Required work: All lines in the entries below that hold "Kadena" make up the answer.

Dataset rows for apps and sites:
┌──
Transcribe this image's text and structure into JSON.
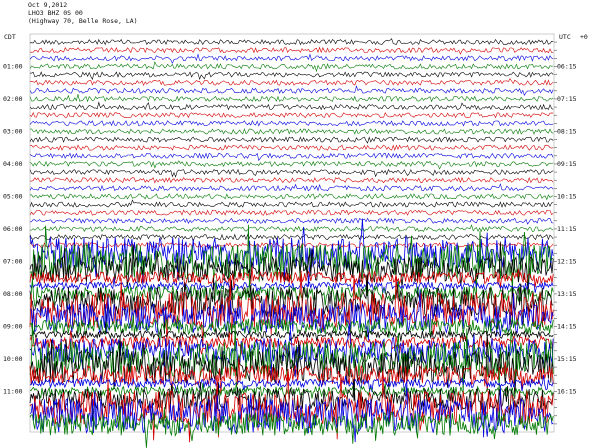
{
  "header": {
    "date": "Oct 9,2012",
    "station": "LHO3 BHZ 0S 00",
    "location": "(Highway 70, Belle Rose, LA)"
  },
  "chart_data": {
    "type": "line",
    "title": "",
    "left_axis_label": "CDT",
    "right_axis_label": "UTC",
    "right_axis_unit_label": "+0",
    "left_time_labels": [
      "01:00",
      "02:00",
      "03:00",
      "04:00",
      "05:00",
      "06:00",
      "07:00",
      "08:00",
      "09:00",
      "10:00",
      "11:00"
    ],
    "right_time_labels": [
      "06:15",
      "07:15",
      "08:15",
      "09:15",
      "10:15",
      "11:15",
      "12:15",
      "13:15",
      "14:15",
      "15:15",
      "16:15"
    ],
    "trace_colors": [
      "#000000",
      "#d40000",
      "#0000e0",
      "#007a00"
    ],
    "trace_count": 48,
    "traces_per_hour": 4,
    "minutes_per_trace": 15,
    "quiet_trace_amplitude": 2.5,
    "noise_onset_trace": 26,
    "noisy_trace_amplitude": 18
  }
}
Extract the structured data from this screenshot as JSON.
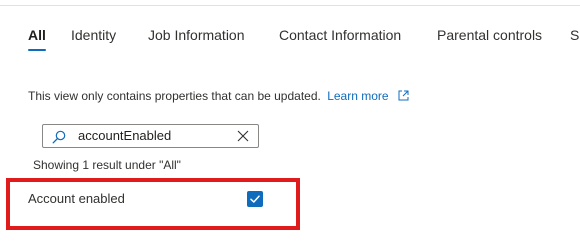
{
  "tabs": [
    {
      "label": "All",
      "active": true
    },
    {
      "label": "Identity",
      "active": false
    },
    {
      "label": "Job Information",
      "active": false
    },
    {
      "label": "Contact Information",
      "active": false
    },
    {
      "label": "Parental controls",
      "active": false
    },
    {
      "label": "Se",
      "active": false
    }
  ],
  "info": {
    "text": "This view only contains properties that can be updated.",
    "link_label": "Learn more",
    "link_icon": "external-link-icon"
  },
  "search": {
    "value": "accountEnabled",
    "icon": "search-icon",
    "clear_icon": "close-icon"
  },
  "results": {
    "summary": "Showing 1 result under \"All\""
  },
  "property": {
    "label": "Account enabled",
    "checked": true
  },
  "colors": {
    "accent": "#0f6cbd",
    "highlight_border": "#e01b1b",
    "text": "#323130"
  }
}
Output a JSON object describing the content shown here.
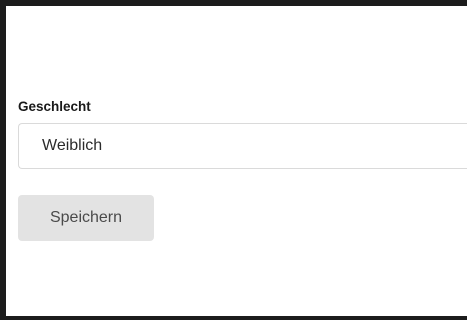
{
  "form": {
    "gender_label": "Geschlecht",
    "gender_value": "Weiblich",
    "save_label": "Speichern"
  }
}
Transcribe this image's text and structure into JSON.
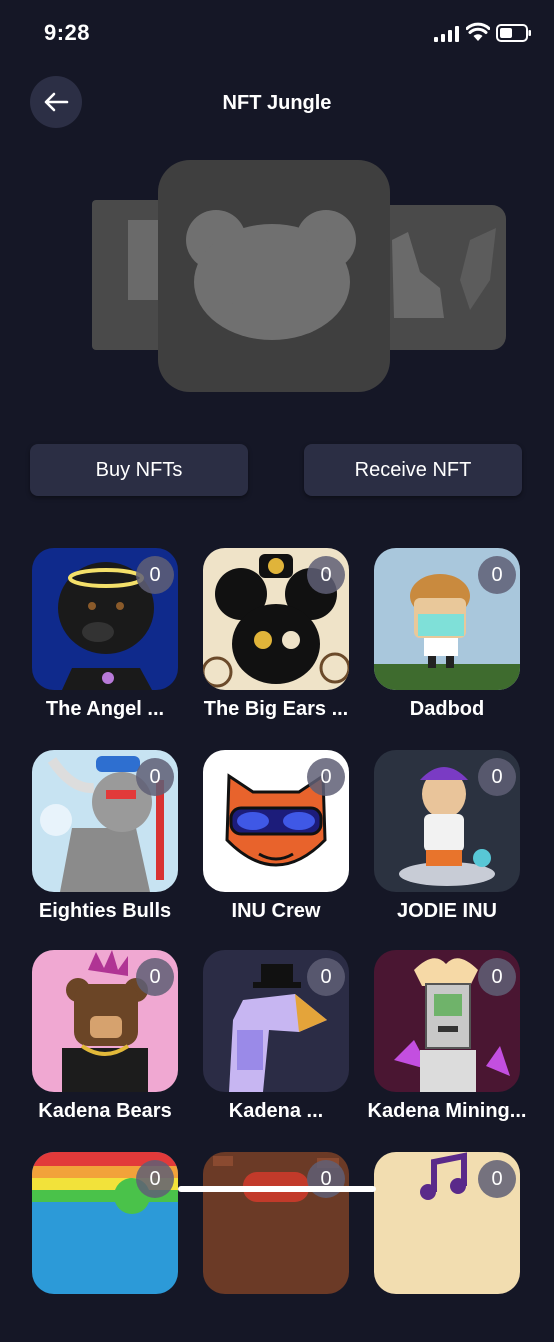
{
  "status_bar": {
    "time": "9:28"
  },
  "header": {
    "title": "NFT Jungle"
  },
  "actions": {
    "buy_label": "Buy NFTs",
    "receive_label": "Receive NFT"
  },
  "collections": [
    {
      "name": "The Angel ...",
      "count": "0"
    },
    {
      "name": "The Big Ears ...",
      "count": "0"
    },
    {
      "name": "Dadbod",
      "count": "0"
    },
    {
      "name": "Eighties Bulls",
      "count": "0"
    },
    {
      "name": "INU Crew",
      "count": "0"
    },
    {
      "name": "JODIE INU",
      "count": "0"
    },
    {
      "name": "Kadena Bears",
      "count": "0"
    },
    {
      "name": "Kadena ...",
      "count": "0"
    },
    {
      "name": "Kadena Mining...",
      "count": "0"
    },
    {
      "name": "",
      "count": "0"
    },
    {
      "name": "",
      "count": "0"
    },
    {
      "name": "",
      "count": "0"
    }
  ],
  "colors": {
    "background": "#151726",
    "button": "#2b2e44",
    "back_button": "#2c2f45",
    "badge": "#5f5f76"
  }
}
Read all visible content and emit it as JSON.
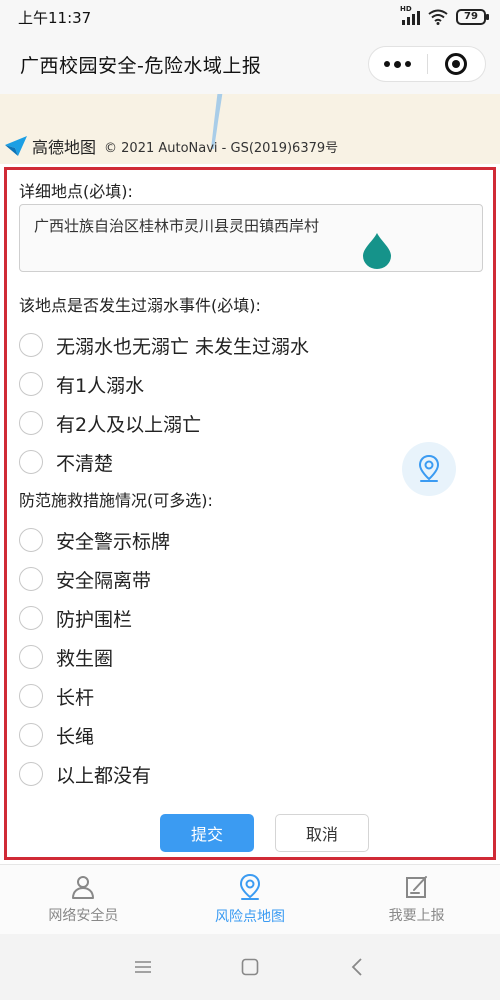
{
  "status": {
    "time": "上午11:37",
    "network": "HD",
    "battery": "79"
  },
  "header": {
    "title": "广西校园安全-危险水域上报"
  },
  "map": {
    "provider": "高德地图",
    "copyright": "© 2021 AutoNavi - GS(2019)6379号"
  },
  "form": {
    "address": {
      "label": "详细地点(必填):",
      "value": "广西壮族自治区桂林市灵川县灵田镇西岸村"
    },
    "drowning": {
      "label": "该地点是否发生过溺水事件(必填):",
      "options": [
        "无溺水也无溺亡 未发生过溺水",
        "有1人溺水",
        "有2人及以上溺亡",
        "不清楚"
      ]
    },
    "measures": {
      "label": "防范施救措施情况(可多选):",
      "options": [
        "安全警示标牌",
        "安全隔离带",
        "防护围栏",
        "救生圈",
        "长杆",
        "长绳",
        "以上都没有"
      ]
    },
    "submit_label": "提交",
    "cancel_label": "取消"
  },
  "tabs": [
    {
      "label": "网络安全员",
      "icon": "person-icon"
    },
    {
      "label": "风险点地图",
      "icon": "map-pin-icon"
    },
    {
      "label": "我要上报",
      "icon": "edit-icon"
    }
  ],
  "colors": {
    "accent": "#3b9bf2",
    "border": "#d02a36",
    "marker": "#15938a"
  }
}
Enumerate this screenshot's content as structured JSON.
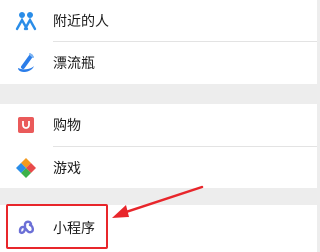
{
  "menu": {
    "group1": [
      {
        "label": "附近的人",
        "icon": "people-nearby-icon"
      },
      {
        "label": "漂流瓶",
        "icon": "drift-bottle-icon"
      }
    ],
    "group2": [
      {
        "label": "购物",
        "icon": "shopping-icon"
      },
      {
        "label": "游戏",
        "icon": "games-icon"
      }
    ],
    "group3": [
      {
        "label": "小程序",
        "icon": "mini-program-icon"
      }
    ]
  },
  "colors": {
    "background": "#ededed",
    "row_bg": "#ffffff",
    "annotation_red": "#e8262b",
    "people_blue": "#2a8de8",
    "bottle_blue": "#2b7de9",
    "shopping_red": "#ea5a5a",
    "miniprogram_purple": "#6b6fd6"
  }
}
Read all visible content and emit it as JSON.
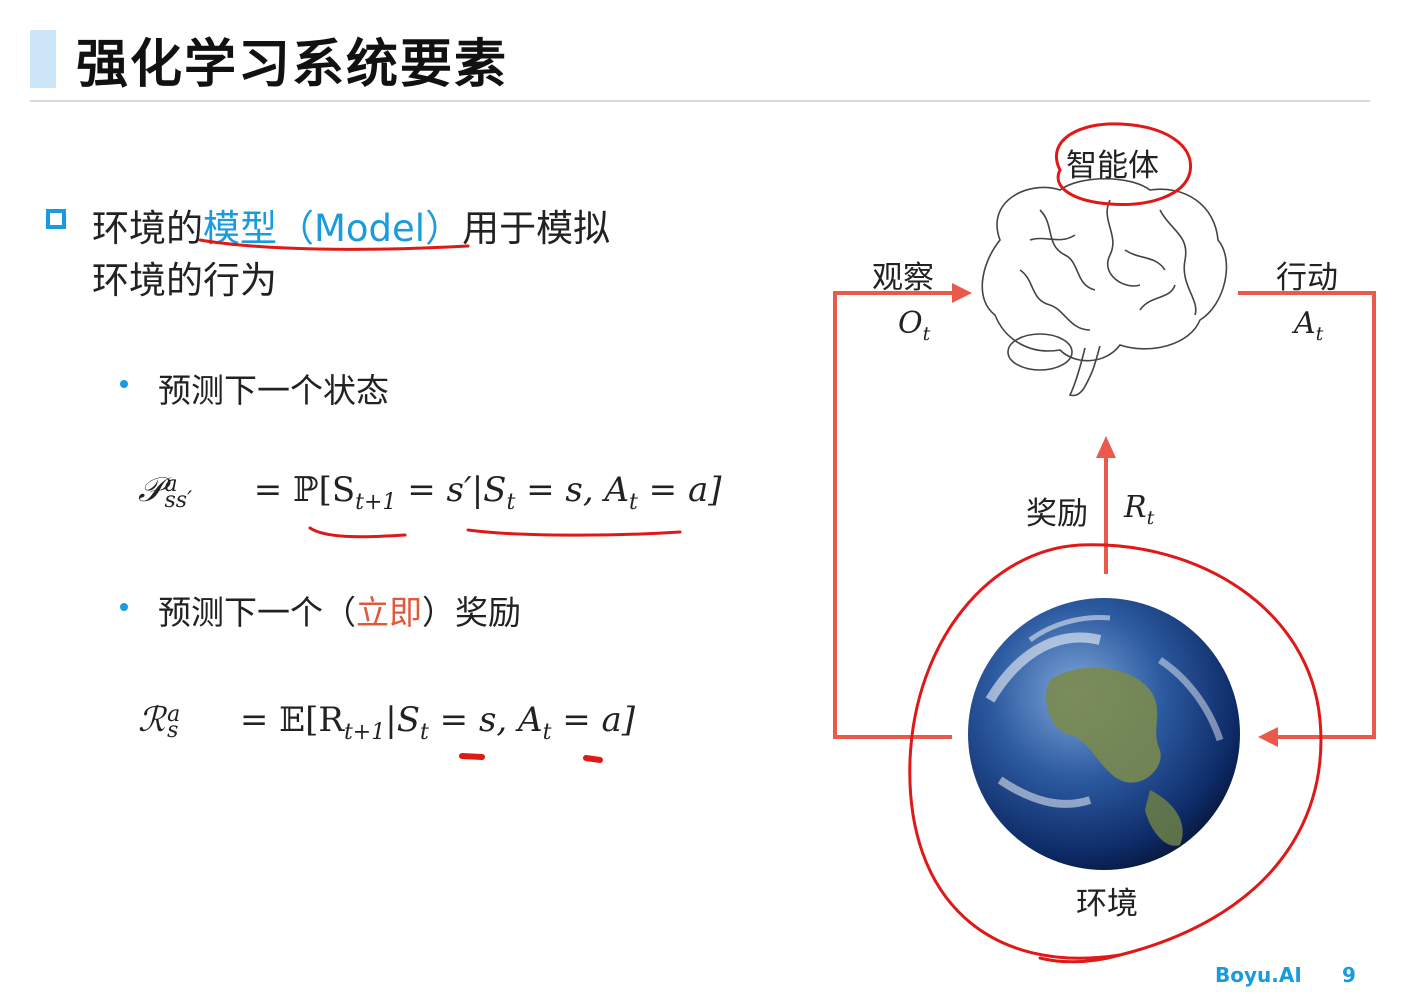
{
  "title": "强化学习系统要素",
  "main": {
    "line1_prefix": "环境的",
    "line1_highlight": "模型（Model）",
    "line1_suffix": "用于模拟",
    "line2": "环境的行为"
  },
  "subs": [
    {
      "text": "预测下一个状态"
    },
    {
      "prefix": "预测下一个（",
      "highlight": "立即",
      "suffix": "）奖励"
    }
  ],
  "formulas": {
    "transition": {
      "lhs_symbol": "𝒫",
      "lhs_sup": "a",
      "lhs_sub": "ss′",
      "rhs": "= ℙ[S",
      "rhs_sub1": "t+1",
      "rhs_mid": " = s′|S",
      "rhs_sub2": "t",
      "rhs_mid2": " = s, A",
      "rhs_sub3": "t",
      "rhs_end": " = a]"
    },
    "reward": {
      "lhs_symbol": "ℛ",
      "lhs_sup": "a",
      "lhs_sub": "s",
      "rhs": "= 𝔼[R",
      "rhs_sub1": "t+1",
      "rhs_mid": "|S",
      "rhs_sub2": "t",
      "rhs_mid2": " = s, A",
      "rhs_sub3": "t",
      "rhs_end": " = a]"
    }
  },
  "diagram": {
    "agent_label": "智能体",
    "observe_label": "观察",
    "observe_symbol": "O",
    "observe_sub": "t",
    "action_label": "行动",
    "action_symbol": "A",
    "action_sub": "t",
    "reward_label": "奖励",
    "reward_symbol": "R",
    "reward_sub": "t",
    "env_label": "环境"
  },
  "footer": {
    "brand": "Boyu.AI",
    "page": "9"
  },
  "colors": {
    "accent_blue": "#1a9be0",
    "arrow_red": "#ea5a4a",
    "annotation_red": "#e01818",
    "highlight_orange": "#e05a3a"
  }
}
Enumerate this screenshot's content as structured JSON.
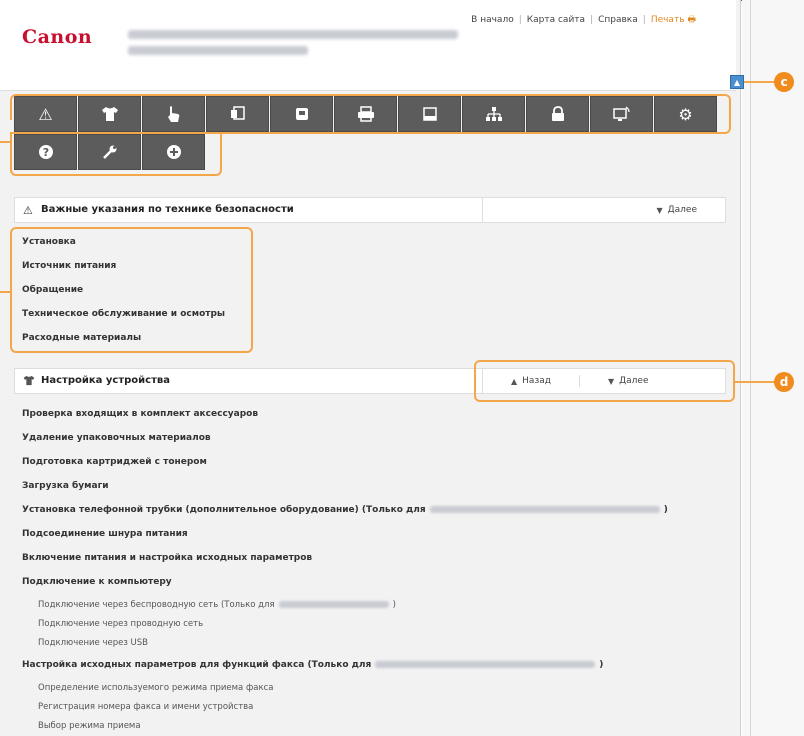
{
  "header": {
    "logo": "Canon",
    "links": [
      "В начало",
      "Карта сайта",
      "Справка"
    ],
    "print_label": "Печать"
  },
  "callouts": {
    "c": "c",
    "d": "d"
  },
  "toolbar": {
    "row1": [
      "warning-icon",
      "shirt-icon",
      "hand-icon",
      "copy-icon",
      "fax-icon",
      "printer-icon",
      "scanner-icon",
      "network-icon",
      "lock-icon",
      "remote-ui-icon",
      "settings-icon"
    ],
    "row2": [
      "help-icon",
      "wrench-icon",
      "plus-icon"
    ]
  },
  "safety": {
    "title": "Важные указания по технике безопасности",
    "next_label": "Далее",
    "links": [
      "Установка",
      "Источник питания",
      "Обращение",
      "Техническое обслуживание и осмотры",
      "Расходные материалы"
    ]
  },
  "setup": {
    "title": "Настройка устройства",
    "back_label": "Назад",
    "next_label": "Далее",
    "items": [
      {
        "text": "Проверка входящих в комплект аксессуаров",
        "level": 1
      },
      {
        "text": "Удаление упаковочных материалов",
        "level": 1
      },
      {
        "text": "Подготовка картриджей с тонером",
        "level": 1
      },
      {
        "text": "Загрузка бумаги",
        "level": 1
      },
      {
        "text": "Установка телефонной трубки (дополнительное оборудование) (Только для",
        "level": 1
      },
      {
        "text": "Подсоединение шнура питания",
        "level": 1
      },
      {
        "text": "Включение питания и настройка исходных параметров",
        "level": 1
      },
      {
        "text": "Подключение к компьютеру",
        "level": 1
      },
      {
        "text": "Подключение через беспроводную сеть (Только для",
        "level": 2
      },
      {
        "text": "Подключение через проводную сеть",
        "level": 2
      },
      {
        "text": "Подключение через USB",
        "level": 2
      },
      {
        "text": "Настройка исходных параметров для функций факса (Только для",
        "level": 1
      },
      {
        "text": "Определение используемого режима приема факса",
        "level": 2
      },
      {
        "text": "Регистрация номера факса и имени устройства",
        "level": 2
      },
      {
        "text": "Выбор режима приема",
        "level": 2
      }
    ]
  }
}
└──
Response below:
      "name": "Kadena Bears",
      "name": "Kadena ...",
      "name": "Kadena Mining...",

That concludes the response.